"This is very frustrating," said Justice Morrison, when the video cut out on one of the witnesses.

Turpin, now 41, is on trial for manslaughter in the toddler's death 17 years ago at the home where she lived with her mother, about 30 kilometres southeast of Fredericton.

The trial, which started Monday, has been under a voir dire this week. A voir dire is like a trial within a trial and is typically under a publication ban if a jury is present. But Turpin's trial is being heard by judge alone.

The Crown did say it is looking to introduce another statement Turpin made to police as new evidence, which wasn't used in the previous trial.

The statement was made in October, 2018 when Turpin's first conviction was before the New Brunswick Court of Appeal.

6 witnesses called this week

The Crown previously called six witnesses this week, all of whom were RCMP officers.

Defence lawyer Nathan Gorham put questions to Cst. Sylvie Carriere by video call Friday morning. Because of the latest withdrawal application, her testimony will no longer be considered in Turpin's trial.

Carriere was present in another room during the November, 2004 interrogation. She was also part of Turpin's first trial.

She was also present when James Turpin's mother, Sharon Turpin, came into the Bathurst police station, where officers were interrogating him at the time.

Carriere said Turpin's mom was aggressive and loud toward police. Gorham proceeds to read Carriere's notes, which say the woman was told she would not be able to see her son because she wasn't listening to police upon arrival.

"I don't think she would've gotten to see her son," Carriere told the court.

When asked if Turpin was told by officers that he could see his mother during the 18 hours of interrogation, Carriere said she couldn't recall.

A jury found James Turpin guilty of second-degree murder following a three-week trial in 2016. After an appeal in 2019, Turpin is now being tried in Fredericton on a manslaughter charge
A jury found James Turpin guilty of second-degree murder following a three-week trial in 2016. After an appeal in 2019, Turpin is now being tried in Fredericton on a manslaughter charge(CBC News)

The officer had a hard time recalling much of the details from the 2004 interrogation. And she hadn't written any notes during the actual interrogation process.

Carriere had been working as an RCMP officer for three years at that time. She said it was the first time she had ever been part of an interrogation where someone was arrested for killing a two-year-old.

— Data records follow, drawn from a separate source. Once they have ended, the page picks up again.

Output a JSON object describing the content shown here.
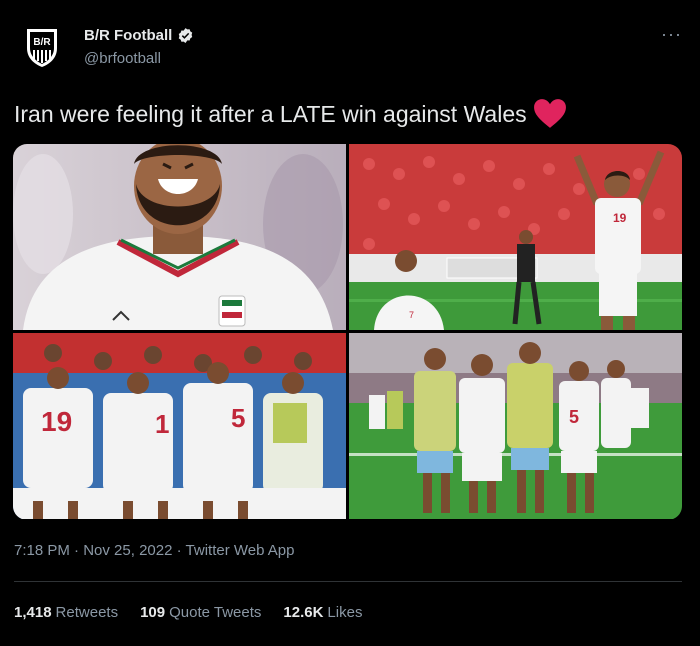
{
  "author": {
    "display_name": "B/R Football",
    "handle": "@brfootball",
    "avatar_text": "B/R",
    "verified": true
  },
  "more_icon": "more-horizontal-icon",
  "tweet": {
    "text": "Iran were feeling it after a LATE win against Wales",
    "emoji": "red-heart"
  },
  "media": {
    "images": [
      {
        "name": "smiling-player",
        "jersey": ""
      },
      {
        "name": "player-celebrating-arms-raised",
        "jersey": "19"
      },
      {
        "name": "team-huddle-celebration",
        "jersey": "19"
      },
      {
        "name": "players-celebrating-on-pitch",
        "jersey": "5"
      }
    ]
  },
  "meta": {
    "time": "7:18 PM",
    "date": "Nov 25, 2022",
    "source": "Twitter Web App",
    "separator": "·"
  },
  "stats": [
    {
      "value": "1,418",
      "label": "Retweets"
    },
    {
      "value": "109",
      "label": "Quote Tweets"
    },
    {
      "value": "12.6K",
      "label": "Likes"
    }
  ],
  "colors": {
    "background": "#000000",
    "text": "#e7e9ea",
    "secondary": "#8b98a5",
    "heart": "#e0245e"
  }
}
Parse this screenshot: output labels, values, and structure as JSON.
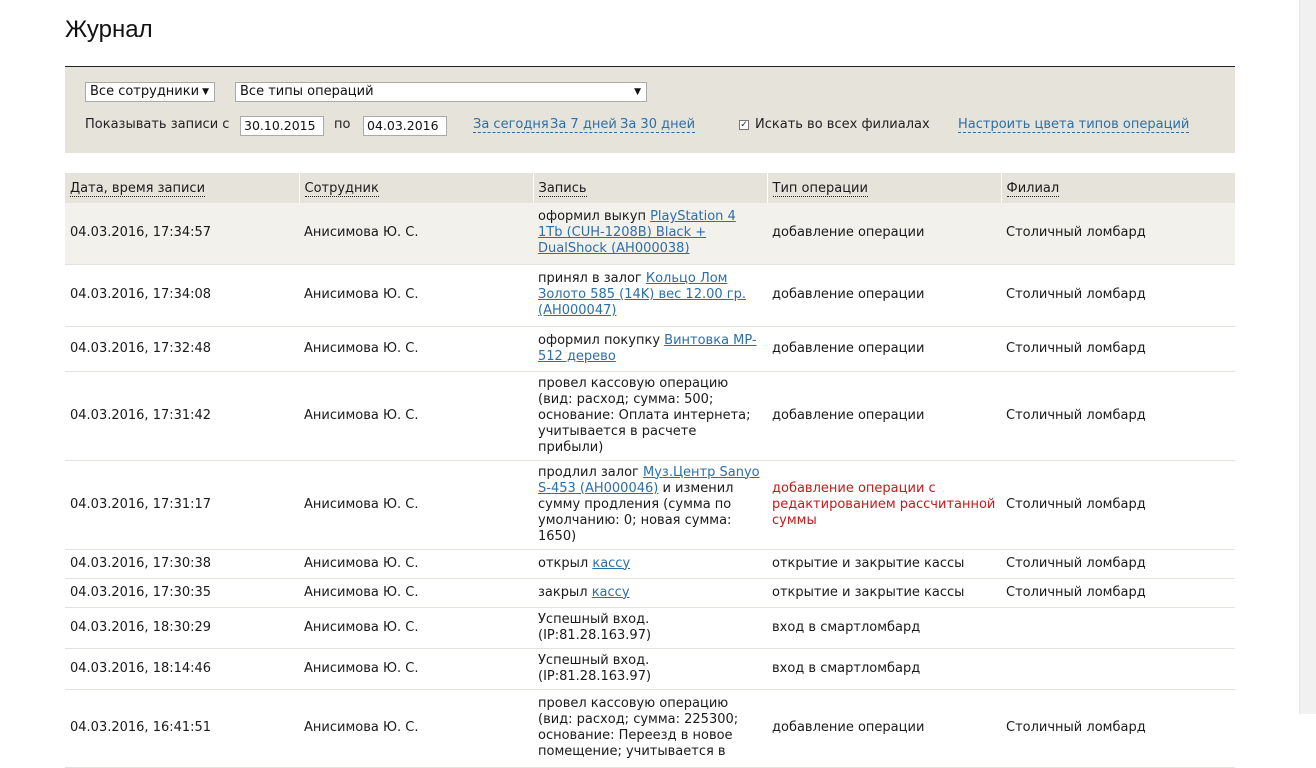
{
  "page": {
    "title": "Журнал"
  },
  "filters": {
    "employees_select": "Все сотрудники",
    "op_types_select": "Все типы операций",
    "show_from_label": "Показывать записи с",
    "date_from": "30.10.2015",
    "to_label": "по",
    "date_to": "04.03.2016",
    "quick": [
      "За сегодня",
      "За 7 дней",
      "За 30 дней"
    ],
    "search_all_branches_label": "Искать во всех филиалах",
    "search_all_branches_checked": true,
    "configure_colors_link": "Настроить цвета типов операций"
  },
  "table": {
    "headers": [
      "Дата, время записи",
      "Сотрудник",
      "Запись",
      "Тип операции",
      "Филиал"
    ],
    "rows": [
      {
        "datetime": "04.03.2016, 17:34:57",
        "employee": "Анисимова Ю. С.",
        "pre": "оформил выкуп ",
        "link": "PlayStation 4 1Tb (CUH-1208B) Black + DualShock (АН000038)",
        "post": "",
        "type": "добавление операции",
        "branch": "Столичный ломбард"
      },
      {
        "datetime": "04.03.2016, 17:34:08",
        "employee": "Анисимова Ю. С.",
        "pre": "принял в залог ",
        "link": "Кольцо Лом Золото 585 (14K) вес 12.00 гр. (АН000047)",
        "post": "",
        "type": "добавление операции",
        "branch": "Столичный ломбард"
      },
      {
        "datetime": "04.03.2016, 17:32:48",
        "employee": "Анисимова Ю. С.",
        "pre": "оформил покупку ",
        "link": "Винтовка MP-512 дерево",
        "post": "",
        "type": "добавление операции",
        "branch": "Столичный ломбард"
      },
      {
        "datetime": "04.03.2016, 17:31:42",
        "employee": "Анисимова Ю. С.",
        "pre": "провел кассовую операцию (вид: расход; сумма: 500; основание: Оплата интернета; учитывается в расчете прибыли)",
        "link": "",
        "post": "",
        "type": "добавление операции",
        "branch": "Столичный ломбард"
      },
      {
        "datetime": "04.03.2016, 17:31:17",
        "employee": "Анисимова Ю. С.",
        "pre": "продлил залог ",
        "link": "Муз.Центр Sanyo S-453 (АН000046)",
        "post": " и изменил сумму продления (сумма по умолчанию: 0; новая сумма: 1650)",
        "type": "добавление операции с редактированием рассчитанной суммы",
        "type_red": true,
        "branch": "Столичный ломбард"
      },
      {
        "datetime": "04.03.2016, 17:30:38",
        "employee": "Анисимова Ю. С.",
        "pre": "открыл ",
        "link": "кассу",
        "post": "",
        "type": "открытие и закрытие кассы",
        "branch": "Столичный ломбард"
      },
      {
        "datetime": "04.03.2016, 17:30:35",
        "employee": "Анисимова Ю. С.",
        "pre": "закрыл ",
        "link": "кассу",
        "post": "",
        "type": "открытие и закрытие кассы",
        "branch": "Столичный ломбард"
      },
      {
        "datetime": "04.03.2016, 18:30:29",
        "employee": "Анисимова Ю. С.",
        "pre": "Успешный вход. (IP:81.28.163.97)",
        "link": "",
        "post": "",
        "type": "вход в смартломбард",
        "branch": ""
      },
      {
        "datetime": "04.03.2016, 18:14:46",
        "employee": "Анисимова Ю. С.",
        "pre": "Успешный вход. (IP:81.28.163.97)",
        "link": "",
        "post": "",
        "type": "вход в смартломбард",
        "branch": ""
      },
      {
        "datetime": "04.03.2016, 16:41:51",
        "employee": "Анисимова Ю. С.",
        "pre": "провел кассовую операцию (вид: расход; сумма: 225300; основание: Переезд в новое помещение; учитывается в",
        "link": "",
        "post": "",
        "type": "добавление операции",
        "branch": "Столичный ломбард"
      }
    ]
  },
  "colors": {
    "link": "#2c6fa8",
    "panel_bg": "#e6e3da",
    "alert_text": "#c41a1a"
  }
}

"In that sense, fairly remarkable case for you with just three years experience, " Gorham said.

She agreed. Since then, Carriere said she has been involved in up to four interrogations involving the death of a baby.

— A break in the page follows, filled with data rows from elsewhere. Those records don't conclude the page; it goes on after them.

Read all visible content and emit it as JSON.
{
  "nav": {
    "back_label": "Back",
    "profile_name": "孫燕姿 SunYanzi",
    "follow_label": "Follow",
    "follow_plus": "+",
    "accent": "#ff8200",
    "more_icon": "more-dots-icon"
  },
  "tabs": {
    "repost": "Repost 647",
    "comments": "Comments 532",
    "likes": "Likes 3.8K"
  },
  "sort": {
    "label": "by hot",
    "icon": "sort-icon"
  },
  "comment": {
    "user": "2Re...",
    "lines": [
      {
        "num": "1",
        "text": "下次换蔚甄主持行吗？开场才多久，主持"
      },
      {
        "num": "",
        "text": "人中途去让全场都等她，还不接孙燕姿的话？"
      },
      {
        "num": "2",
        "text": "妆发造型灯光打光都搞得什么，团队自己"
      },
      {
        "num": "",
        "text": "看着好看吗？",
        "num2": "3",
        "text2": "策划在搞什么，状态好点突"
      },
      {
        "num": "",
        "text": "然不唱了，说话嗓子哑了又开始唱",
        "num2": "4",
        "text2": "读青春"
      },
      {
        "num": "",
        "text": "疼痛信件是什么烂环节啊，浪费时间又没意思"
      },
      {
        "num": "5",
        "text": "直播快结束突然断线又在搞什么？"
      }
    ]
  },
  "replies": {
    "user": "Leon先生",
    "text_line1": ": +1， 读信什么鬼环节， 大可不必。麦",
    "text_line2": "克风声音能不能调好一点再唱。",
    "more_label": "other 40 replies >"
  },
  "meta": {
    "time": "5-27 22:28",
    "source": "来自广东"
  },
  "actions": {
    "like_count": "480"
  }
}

Turpin has been sitting behind his defence lawyers at the Fredericton Convention Centre all week. For most of the week, he has remained expressionless.

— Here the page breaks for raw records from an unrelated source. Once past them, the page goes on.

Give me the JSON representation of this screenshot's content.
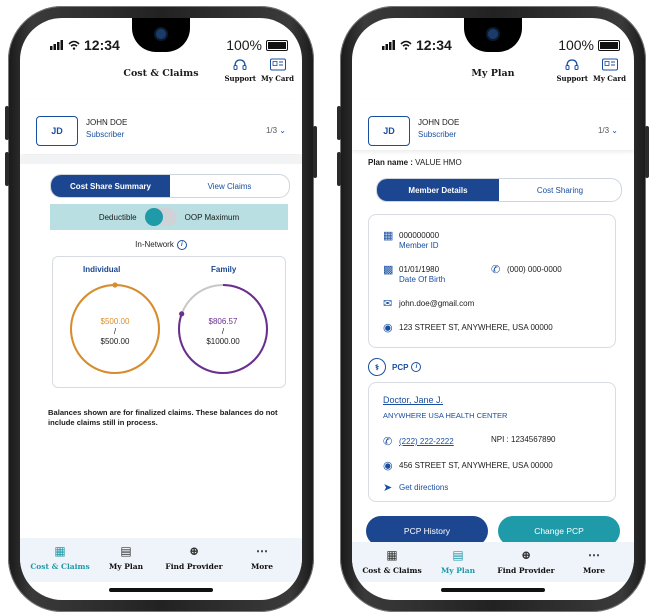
{
  "status": {
    "time": "12:34",
    "battery": "100%"
  },
  "cost_claims": {
    "header": {
      "title": "Cost & Claims",
      "support": "Support",
      "my_card": "My Card"
    },
    "member": {
      "initials": "JD",
      "name": "JOHN DOE",
      "role": "Subscriber",
      "pager": "1/3"
    },
    "tabs": [
      "Cost Share Summary",
      "View Claims"
    ],
    "toggle": {
      "left": "Deductible",
      "right": "OOP Maximum"
    },
    "network_label": "In-Network",
    "individual": {
      "label": "Individual",
      "spent": "$500.00",
      "slash": "/",
      "total": "$500.00",
      "progress": 1.0
    },
    "family": {
      "label": "Family",
      "spent": "$806.57",
      "slash": "/",
      "total": "$1000.00",
      "progress": 0.806
    },
    "note": "Balances shown are for finalized claims. These balances do not include claims still in process.",
    "colors": {
      "individual": "#d98c2b",
      "family": "#6a2e8f",
      "teal": "#1f9aa8",
      "navy": "#1c468f"
    }
  },
  "my_plan": {
    "header": {
      "title": "My Plan",
      "support": "Support",
      "my_card": "My Card"
    },
    "member": {
      "initials": "JD",
      "name": "JOHN DOE",
      "role": "Subscriber",
      "pager": "1/3"
    },
    "plan_name_label": "Plan name :",
    "plan_name_value": "VALUE HMO",
    "tabs": [
      "Member Details",
      "Cost Sharing"
    ],
    "details": {
      "member_id": "000000000",
      "member_id_label": "Member ID",
      "dob": "01/01/1980",
      "dob_label": "Date Of Birth",
      "phone": "(000) 000-0000",
      "email": "john.doe@gmail.com",
      "address": "123 STREET ST, ANYWHERE, USA 00000"
    },
    "pcp_label": "PCP",
    "pcp": {
      "doctor": "Doctor, Jane J.",
      "center": "ANYWHERE USA HEALTH CENTER",
      "phone": "(222) 222-2222",
      "npi": "NPI : 1234567890",
      "address": "456 STREET ST, ANYWHERE, USA 00000",
      "directions": "Get directions"
    },
    "buttons": {
      "history": "PCP History",
      "change": "Change PCP"
    }
  },
  "tabbar": [
    "Cost & Claims",
    "My Plan",
    "Find Provider",
    "More"
  ],
  "icons": [
    "signal-icon",
    "wifi-icon",
    "battery-icon",
    "support-headset-icon",
    "id-card-icon",
    "cost-claims-icon",
    "my-plan-icon",
    "find-provider-icon",
    "more-icon",
    "chevron-down-icon",
    "info-icon",
    "calendar-icon",
    "phone-icon",
    "email-icon",
    "location-icon",
    "stethoscope-icon",
    "directions-icon"
  ]
}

Toddler alone with Turpin when she suffered brain injury

Kennedy was alone with Turpin when she suffered a major brain injury. She died at the IWK Hospital in Halifax a week later after being taken off life support.

Turpin was dating Kennedy's mother, Connie Corrigan, at the time. She is expected to testify next week.

This is the second time Turpin has been tried for the toddler's death. He wasn't charged until 2015, when he was living in Charlo. In 2016, Turpin was found guilty of second-degree murder, but in 2019 he successfully appealed his conviction.

The Court of Appeal found there wasn't enough evidence of murder, but ordered a new trial on the lesser charge of manslaughter.

The retrial will resume Monday morning.